Ja is a common noun without a plural form. In life, if you’re lucky, you get (and need) only one. The word may be defined as: 1. Fortune. 2. Windfall 3. Mad riches like that 1/2  a billion Powerball pot-of-gold several months ago. But Unlike winning the lottery—immediately after being struck by lighting for the third time under the same tree—you would not know when, how, or where to take a chance on finding a ja.

Imagine inheriting an old house on several acres of so-so land from Aunt Agnes. The real-estate market suddenly takes off. Developers move in. You’re pretty confident the upswing will last forever. So, you take out twice the maximum possible mortgage on the property. Now, you’re facing foreclosure. You start to pack the few belongings your aunt had left in the old house, taking care not to break the spines of old photo albums you never had time to open. Underneath a loose floorboard you find a burlap bag full of rare coins worth millions. That might explain what a ja is. But not really.

With Haiti constantly changing, some might say the days of finding a ja might have gone the way of the ancestors. That may be true, but the word’s definition has become so dynamic that people are finding ja all the time. Rarely does a ja look like one. One man’s junk is another’s ja. You’ve heard stories of someone paying two dollars at a flea market for a dusty painting that turns out to be a Rembrandt. Whether or not a ja is considered a fortune depends on its finder. 

One of my favorite ja stories belongs to L.H. “I took my mother for somewhat of a hoarder,” L.H. had written on her Facebook page. While her mother was on vacation last Christmas, she took the opportunity to de-clutter. She nearly fainted with joy when she discovered the ja of rare books, many of them first editions by Haitian authors like Jacques “Masters of the Dew” Roumain. L.H. could not believe her fortune. Her friends were beyond thrilled. A few admitted to being a little jealous.

Around that time, I visited a relative who’s known for “saving” stuff. In a corner of the house was a cabinet bursting with old vinyl records. I could not believe what I saw. There were original (some signed) records by Billie Holiday, Mahalia Jackson, Harry Belafonte, Lena Horne, Ray Charles, Ayizan, Michael Jackson, and too many others to mention. “You’ve got a real ja here,” I said.

“I know,” the owner gave a sly smile.

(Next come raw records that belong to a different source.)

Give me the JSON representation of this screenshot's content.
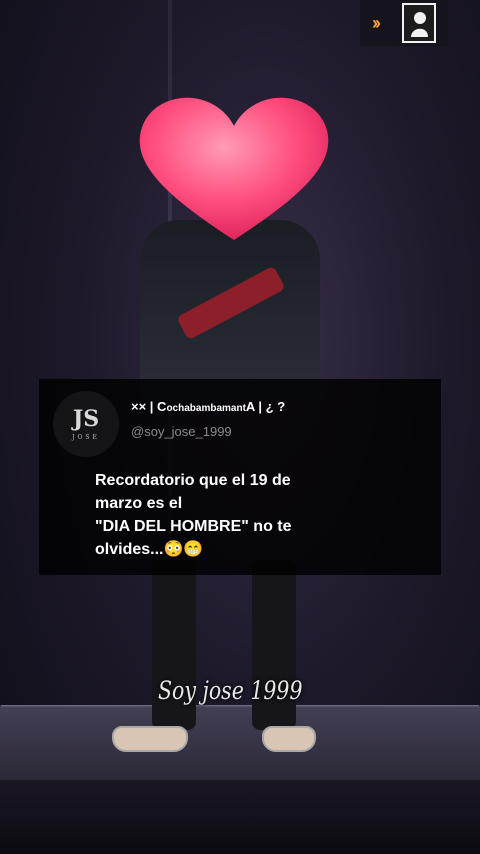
{
  "top_badge": {
    "chevron_icon": "double-chevron-right-icon",
    "avatar_icon": "profile-silhouette-icon"
  },
  "post": {
    "avatar_monogram": "JS",
    "avatar_subtext": "JOSE",
    "display_name": {
      "prefix": "×× | C",
      "suffix": "ochabambamant",
      "end": "A | ¿ ?"
    },
    "username": "@soy_jose_1999",
    "lines": [
      "Recordatorio que el 19 de",
      "marzo es el",
      "\"DIA DEL HOMBRE\" no te",
      "olvides...😳😁"
    ]
  },
  "signature": "Soy jose 1999",
  "colors": {
    "heart": "#ff4d7d",
    "accent": "#f0a030",
    "card_bg": "#000000"
  }
}
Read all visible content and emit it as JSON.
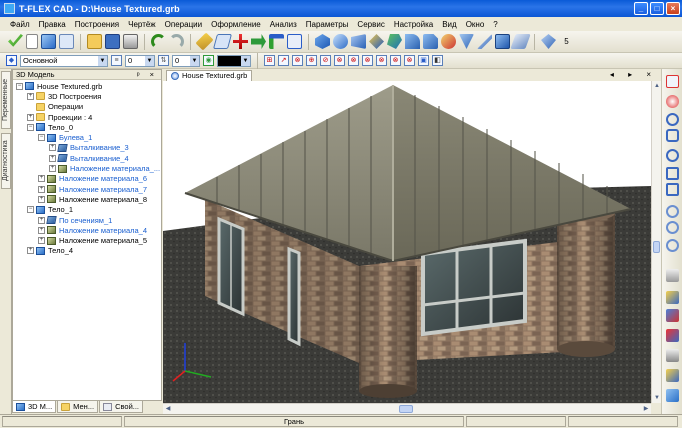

I was so giddy I photographed some of the album covers. I sent a picture to a guitarist friend of the now-defunct Haitian Roots band, Ayizan. “Where did you find this?” my friend wanted to know. He was so inspired that he decided to pick up his guitar after years of ignoring it. That was a double ja!


Searching my bookshelves for something inspiring to read this morning, I found a true treasure. The book’s cover is cracked and discolored, but the contents are like gold coins. The book is Edner A. Jeanty’s 999 Haitian Proverbs in Creole and English. Sure, most of these proverbs are available on the Web. Holding the book in my own hands, however, felt extra. . . rich.

I hope you had fun learning the word Ja. If you are a Haitian reading this, you knew I would have had a tough time trying to define it. If you have examples you would like to share, inbox them to Voices. I’ll be glad to post them here and on our Facebook page.

Bonheur et santé,


L.H.’s Book from her Ja of rare titles.

PS. I just went to the kitchen for a cup of coffee. “Here’s a bunch of Haiti pictures,” My husband said, giving me a manila envelope. He had been emptying out an old bag of clothes that had been in the basement.  I had forgotten about those pictures. Among toothless cousins in Haiti who think they are so incredibly hot now, I find a picture of DJ One who had worked at Jean “The Agronomist” Léopold Dominique’s radio station. DJ One perished in the earthquake nearly three years ago. I wonder if and where there are other pictures of him today. I call that find a ja. Wouldn’t you?

Katia D. Ulysse